-- Opening Marker --

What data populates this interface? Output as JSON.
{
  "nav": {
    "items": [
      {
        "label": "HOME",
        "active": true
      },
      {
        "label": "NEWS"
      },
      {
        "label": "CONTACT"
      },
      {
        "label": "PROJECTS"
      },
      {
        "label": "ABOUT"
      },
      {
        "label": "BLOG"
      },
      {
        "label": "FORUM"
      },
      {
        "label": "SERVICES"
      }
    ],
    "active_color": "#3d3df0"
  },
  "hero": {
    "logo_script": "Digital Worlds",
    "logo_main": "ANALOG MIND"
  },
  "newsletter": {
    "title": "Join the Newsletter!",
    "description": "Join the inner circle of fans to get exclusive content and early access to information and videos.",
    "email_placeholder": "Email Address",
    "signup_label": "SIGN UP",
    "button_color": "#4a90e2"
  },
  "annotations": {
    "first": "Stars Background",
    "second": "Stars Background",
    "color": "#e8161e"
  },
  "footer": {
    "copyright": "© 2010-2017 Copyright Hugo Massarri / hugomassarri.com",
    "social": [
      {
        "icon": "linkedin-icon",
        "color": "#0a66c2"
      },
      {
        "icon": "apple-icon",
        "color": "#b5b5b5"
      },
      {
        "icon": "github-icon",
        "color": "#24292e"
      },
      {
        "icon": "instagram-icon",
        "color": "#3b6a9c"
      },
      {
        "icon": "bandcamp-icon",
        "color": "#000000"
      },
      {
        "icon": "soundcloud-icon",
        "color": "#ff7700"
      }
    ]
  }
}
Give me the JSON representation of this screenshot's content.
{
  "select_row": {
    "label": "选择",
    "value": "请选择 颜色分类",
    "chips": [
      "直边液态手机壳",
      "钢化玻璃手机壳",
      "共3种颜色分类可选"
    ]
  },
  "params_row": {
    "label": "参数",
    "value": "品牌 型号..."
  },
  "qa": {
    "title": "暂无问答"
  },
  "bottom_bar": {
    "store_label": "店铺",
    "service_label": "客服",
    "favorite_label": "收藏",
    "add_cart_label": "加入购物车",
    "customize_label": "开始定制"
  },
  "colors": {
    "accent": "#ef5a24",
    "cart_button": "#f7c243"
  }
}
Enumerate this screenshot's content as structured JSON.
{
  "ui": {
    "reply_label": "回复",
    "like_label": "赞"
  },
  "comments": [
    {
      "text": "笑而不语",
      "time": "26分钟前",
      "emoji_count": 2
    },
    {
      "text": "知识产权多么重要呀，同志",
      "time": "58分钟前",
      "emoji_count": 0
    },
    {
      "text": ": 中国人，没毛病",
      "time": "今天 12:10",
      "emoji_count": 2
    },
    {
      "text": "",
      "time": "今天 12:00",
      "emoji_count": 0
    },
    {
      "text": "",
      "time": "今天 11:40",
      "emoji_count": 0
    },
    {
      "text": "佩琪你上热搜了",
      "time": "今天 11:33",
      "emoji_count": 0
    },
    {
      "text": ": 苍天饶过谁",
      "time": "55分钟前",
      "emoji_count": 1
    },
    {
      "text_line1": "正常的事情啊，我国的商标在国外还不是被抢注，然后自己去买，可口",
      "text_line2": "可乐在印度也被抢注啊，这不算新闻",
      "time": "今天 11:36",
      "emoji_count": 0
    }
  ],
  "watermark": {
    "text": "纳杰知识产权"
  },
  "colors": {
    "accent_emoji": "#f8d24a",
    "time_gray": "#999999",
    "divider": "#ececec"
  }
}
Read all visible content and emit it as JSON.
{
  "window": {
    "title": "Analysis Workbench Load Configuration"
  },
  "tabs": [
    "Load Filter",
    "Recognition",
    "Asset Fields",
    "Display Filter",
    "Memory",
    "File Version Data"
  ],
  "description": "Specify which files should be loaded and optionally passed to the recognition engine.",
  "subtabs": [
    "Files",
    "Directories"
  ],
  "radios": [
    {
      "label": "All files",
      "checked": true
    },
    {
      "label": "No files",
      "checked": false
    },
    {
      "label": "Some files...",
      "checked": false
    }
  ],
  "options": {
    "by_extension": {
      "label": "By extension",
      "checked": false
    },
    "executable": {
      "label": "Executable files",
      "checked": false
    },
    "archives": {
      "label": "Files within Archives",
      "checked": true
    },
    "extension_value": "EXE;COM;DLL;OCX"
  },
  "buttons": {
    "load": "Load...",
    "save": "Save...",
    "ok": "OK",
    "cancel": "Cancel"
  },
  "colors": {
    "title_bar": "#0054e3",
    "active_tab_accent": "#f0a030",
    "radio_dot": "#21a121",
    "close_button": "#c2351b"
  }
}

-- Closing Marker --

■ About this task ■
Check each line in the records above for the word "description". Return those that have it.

■ Task output ■
    "description": "Join the inner circle of fans to get exclusive content and early access to information and videos.",
  "description": "Specify which files should be loaded and optionally passed to the recognition engine.",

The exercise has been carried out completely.